Special Master Dearie Summons DOJ and Trump Lawyers to Brooklyn
A page from the order by U.S. District Judge Aileen Cannon naming Raymond Dearie as special master to serve as an independent arbiter and to review records seized in the FBI search of former President Donald Trump's Mar-a-Lago estate. (Jon Elswick/AP)
By Nicole Wells | Friday, 16 September 2022 07:25 PM EDT
Raymond Dearie, the special master in the Mar-a-Lago investigation, has summoned lawyers for the Department of Justice and former President Donald Trump to Brooklyn, New York, for a preliminary conference, Politico reports.
According to a Friday court filing, the attorneys are scheduled to appear at the Brooklyn Federal Courthouse at 2 p.m. Tuesday, Sept. 20.

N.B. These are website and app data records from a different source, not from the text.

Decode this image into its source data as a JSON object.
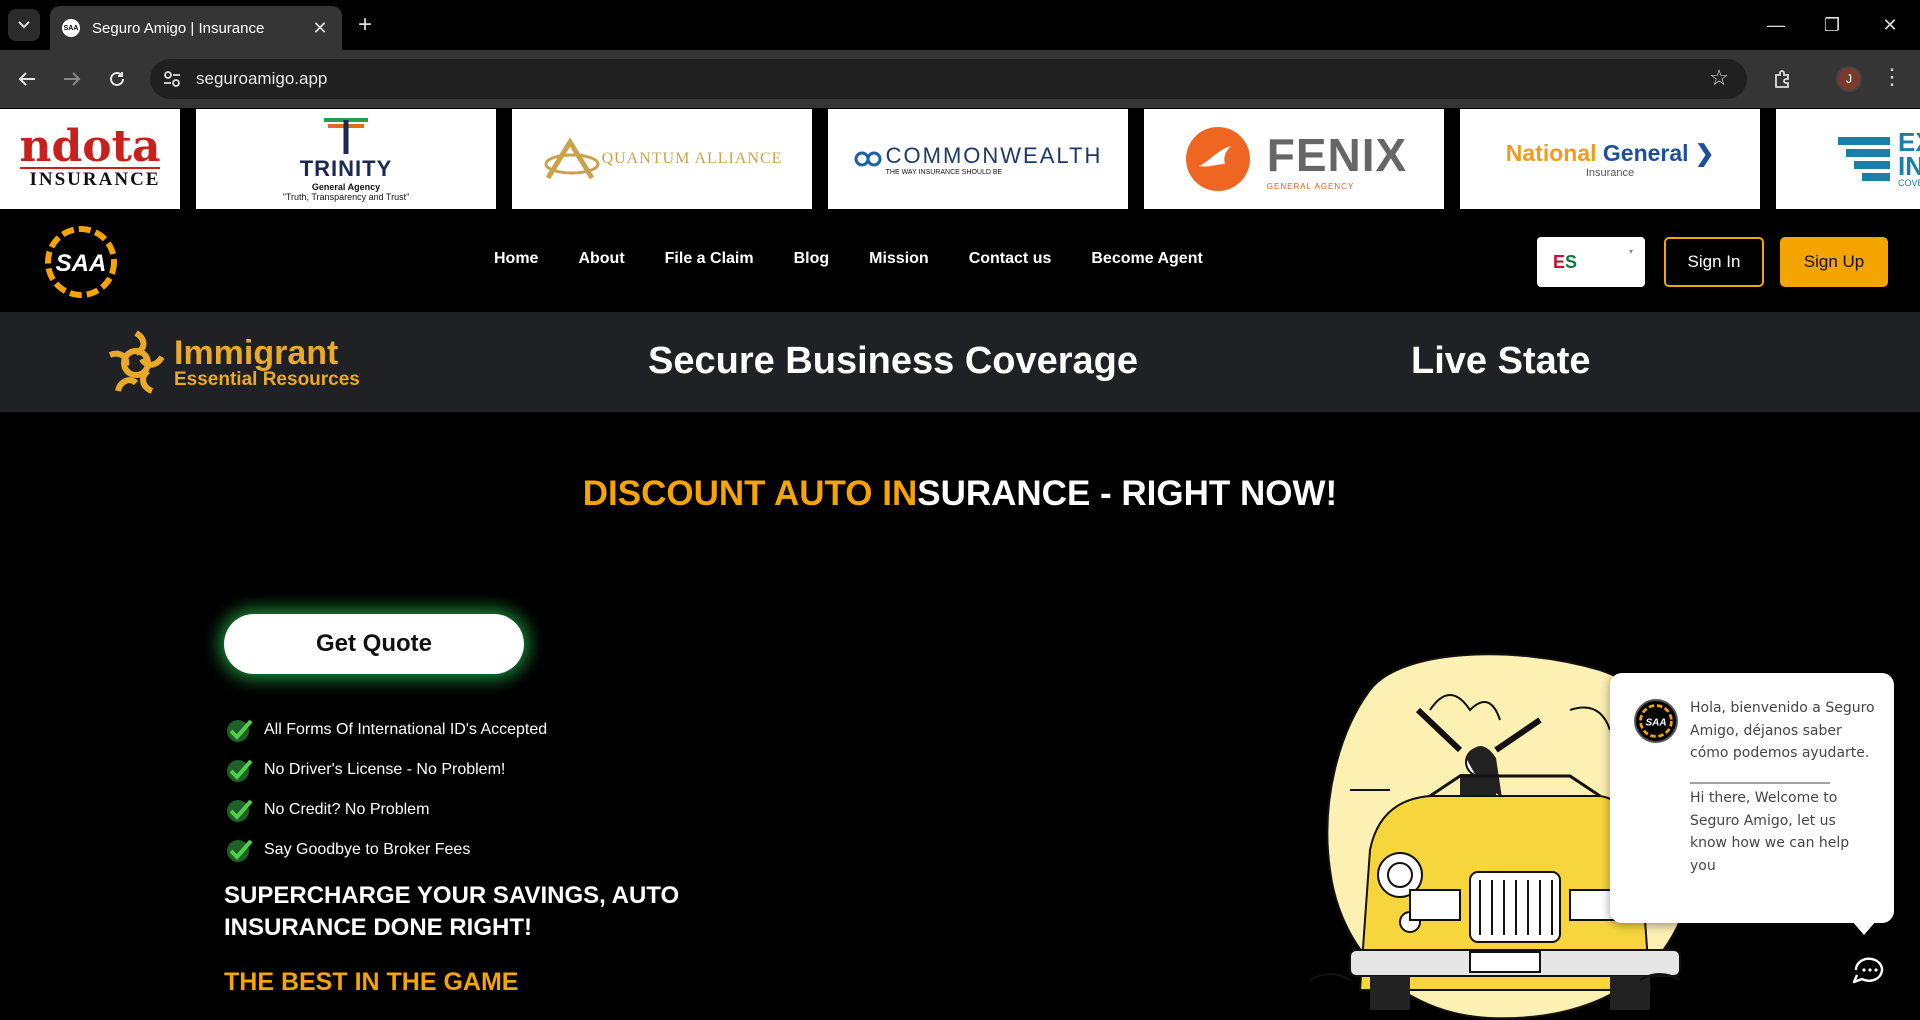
{
  "browser": {
    "tab_title": "Seguro Amigo | Insurance",
    "url": "seguroamigo.app",
    "profile_initial": "J"
  },
  "logos": {
    "dota": {
      "name": "ndota",
      "sub": "INSURANCE"
    },
    "trinity": {
      "name": "TRINITY",
      "sub": "General Agency",
      "tagline": "\"Truth, Transparency and Trust\""
    },
    "quantum": {
      "name": "QUANTUM ALLIANCE"
    },
    "commonwealth": {
      "name": "COMMONWEALTH",
      "sub": "THE WAY INSURANCE SHOULD BE"
    },
    "fenix": {
      "name": "FENIX",
      "sub": "GENERAL AGENCY"
    },
    "national_general": {
      "name_a": "National",
      "name_b": "General",
      "sub": "Insurance"
    },
    "excel": {
      "name_a": "EXC",
      "name_b": "INS",
      "sub": "COVER"
    }
  },
  "header": {
    "nav": [
      "Home",
      "About",
      "File a Claim",
      "Blog",
      "Mission",
      "Contact us",
      "Become Agent"
    ],
    "lang_e": "E",
    "lang_s": "S",
    "signin": "Sign In",
    "signup": "Sign Up"
  },
  "band": {
    "logo_line1": "Immigrant",
    "logo_line2": "Essential Resources",
    "item1": "Secure Business Coverage",
    "item2": "Live State"
  },
  "hero": {
    "title_orange": "DISCOUNT AUTO IN",
    "title_white": "SURANCE - RIGHT NOW!",
    "quote_button": "Get Quote",
    "features": [
      "All Forms Of International ID's Accepted",
      "No Driver's License - No Problem!",
      "No Credit? No Problem",
      "Say Goodbye to Broker Fees"
    ],
    "supercharge": "SUPERCHARGE YOUR SAVINGS, AUTO INSURANCE DONE RIGHT!",
    "best": "THE BEST IN THE GAME"
  },
  "chat": {
    "line_es": "Hola, bienvenido a Seguro Amigo, déjanos saber cómo podemos ayudarte.",
    "divider": "____________________",
    "line_en": "Hi there, Welcome to Seguro Amigo, let us know how we can help you"
  },
  "colors": {
    "accent": "#f5a400",
    "band": "#202124",
    "glow": "#28c850"
  }
}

Last month, Trump's lawyers had asked a judge to name a special master to do an independent review of the records seized in the FBI's search of the former president's Palm Beach, Florida, estate, Mar-a-Lago. Trump's attorneys also requested that any documents that may be covered by claims of executive privilege or attorney-client privilege be segregated.
DOJ argued that the appointment of a special master was unnecessary, as it had already conducted its own review, and Trump had no right to claim executive privilege, which normally permits the president to keep certain information from the public and Congress.
U.S. District Judge Aileen Cannon disagreed with DOJ and directed both sides to name possible candidates for the job. The Trump appointee also ordered the Justice Department to pause its investigation until ''further Court order'' or until the special master completes his review.
Trump's legal team suggested either Dearie or a Florida lawyer for the position and DOJ said that, in addition to the two retired judges it recommended, Dearie would be an acceptable choice for it as well.
A top federal prosecutor for the Eastern District of New York from 1982 to 1986, Dearie was appointed to the federal bench by President Ronald Reagan. He has also served on the Foreign Intelligence Surveillance Court, which authorizes DOJ wiretap requests in investigations involving suspected foreign agents.
Federal agents removed 11,000 documents from Trump's Florida home and recovered more than 300 other classified documents that he took with him when he left office, prosecutors said.
Citing unsealed federal documents, the New York Post reports that the former president is under investigation for obstruction of justice and potentially violating the Espionage Act.